People with disabilities are the highest population of any minority that are registered to vote, per a survey conducted by Rutgers University.
On Oct. 25, a public meeting run by the Philadelphia Mayor’s Commission on People with Disabilities featured a panel of speakers focusing on employment. Amy Nieves, executive director of the office, said that in 2020, 17.7 million people who participated in the presidential election, identified as having a disability. This means the disabled community have the highest voter turnout of any minority in the United States.
The meeting also provided information and resources about voting for people with disabilities. Their website shares an interactive map with the most recent census data for national and regional disability statistics. This data informs public officials about the importance of accessibility in their districts. The meeting showed the importance of every voter casting their vote, especially within the disability community.
Nico Meyering, an advocate with a disability and AmeriCorps alumnus, touched on the significance of the people in the disability community using their voices as a power to make sure they are being heard.
“We have incredible voting power and it is up to us to use it,” Meyering said.
In the same Rutgers study, 15% fewer accessibility issues were reported in the 2020 election than in the 2012 election. As a result, disability activism and advocacy is making a difference for disabled voters.
Needs for improvement

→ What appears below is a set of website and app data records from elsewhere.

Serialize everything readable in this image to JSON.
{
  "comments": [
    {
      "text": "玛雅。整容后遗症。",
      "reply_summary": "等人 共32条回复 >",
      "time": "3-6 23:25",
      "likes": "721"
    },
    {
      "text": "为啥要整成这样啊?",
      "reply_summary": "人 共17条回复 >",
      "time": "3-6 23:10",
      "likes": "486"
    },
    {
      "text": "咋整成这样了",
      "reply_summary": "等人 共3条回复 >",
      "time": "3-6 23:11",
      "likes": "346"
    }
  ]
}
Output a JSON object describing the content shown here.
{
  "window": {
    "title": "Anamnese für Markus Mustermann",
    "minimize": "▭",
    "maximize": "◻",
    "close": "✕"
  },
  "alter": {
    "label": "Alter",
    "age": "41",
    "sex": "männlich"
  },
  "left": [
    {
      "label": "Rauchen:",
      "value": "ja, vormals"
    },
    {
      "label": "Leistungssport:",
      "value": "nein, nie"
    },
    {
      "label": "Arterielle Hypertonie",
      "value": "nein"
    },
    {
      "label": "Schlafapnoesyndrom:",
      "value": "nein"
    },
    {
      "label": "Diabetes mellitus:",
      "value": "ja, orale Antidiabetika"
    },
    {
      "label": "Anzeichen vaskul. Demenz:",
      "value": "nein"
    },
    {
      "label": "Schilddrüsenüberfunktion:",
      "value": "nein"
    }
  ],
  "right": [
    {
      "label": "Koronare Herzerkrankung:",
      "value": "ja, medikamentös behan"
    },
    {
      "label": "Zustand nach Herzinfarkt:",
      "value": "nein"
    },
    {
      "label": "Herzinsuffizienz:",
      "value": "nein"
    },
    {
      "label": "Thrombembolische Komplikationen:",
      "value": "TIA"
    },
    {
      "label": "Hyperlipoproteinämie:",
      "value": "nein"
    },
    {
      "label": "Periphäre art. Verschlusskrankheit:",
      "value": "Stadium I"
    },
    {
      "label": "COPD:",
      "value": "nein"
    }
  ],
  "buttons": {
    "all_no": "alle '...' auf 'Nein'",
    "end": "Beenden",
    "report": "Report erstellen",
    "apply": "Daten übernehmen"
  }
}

Samantha Sturkey, sophomore psychology major, said there is still room for improvement. Sturkey has a physical disability which requires her to be in a wheelchair, and her first time voting in person resulted in a negative experience
“It was not as easy as I would have thought because the voting boxes were really high up and it was difficult for me to see the screen,” Sturkey said.
Sturkey encourages all people, especially those in the disabled community, to do background research on candidates running for office.
“For me, it’s about finding the right person that I think will be able to represent my needs,” Sturkey said.
If you are a Cabrini student or know anyone who needs special accommodations and are looking to vote in person, the Radnor Township municipal building is accessible to all.
The power of voice
Amy Nieves stresses the need to focus more on the importance of accessible voting and referred to the Voting Rights Act, 52 U.S.C. § 10508. “Given that Philadelphia has such a high disability population, ensuring that they know their rights related to voting is critical. Additionally, ensuring that voting is accessible to all registered voters is essential, particularly for areas with high disability rates.”
“While it is important for people with disabilities to know their voting rights, an important and often overlooked right is; voters with disabilities may have assistance in casting their ballots from a person of their choice, other than an employer or union official,” Nieves said.
Sturkey gives advice to new voters in the disabled community who may be hesitant about casting a vote in the upcoming election.
“When it comes to new voters with a disability, definitely doing background research on candidates is going to make a huge impact. … Also, just do research on the local polling places to make sure that they are accessible and have the right accommodations,” Sturkey said.
For more information on voting with a disability click here.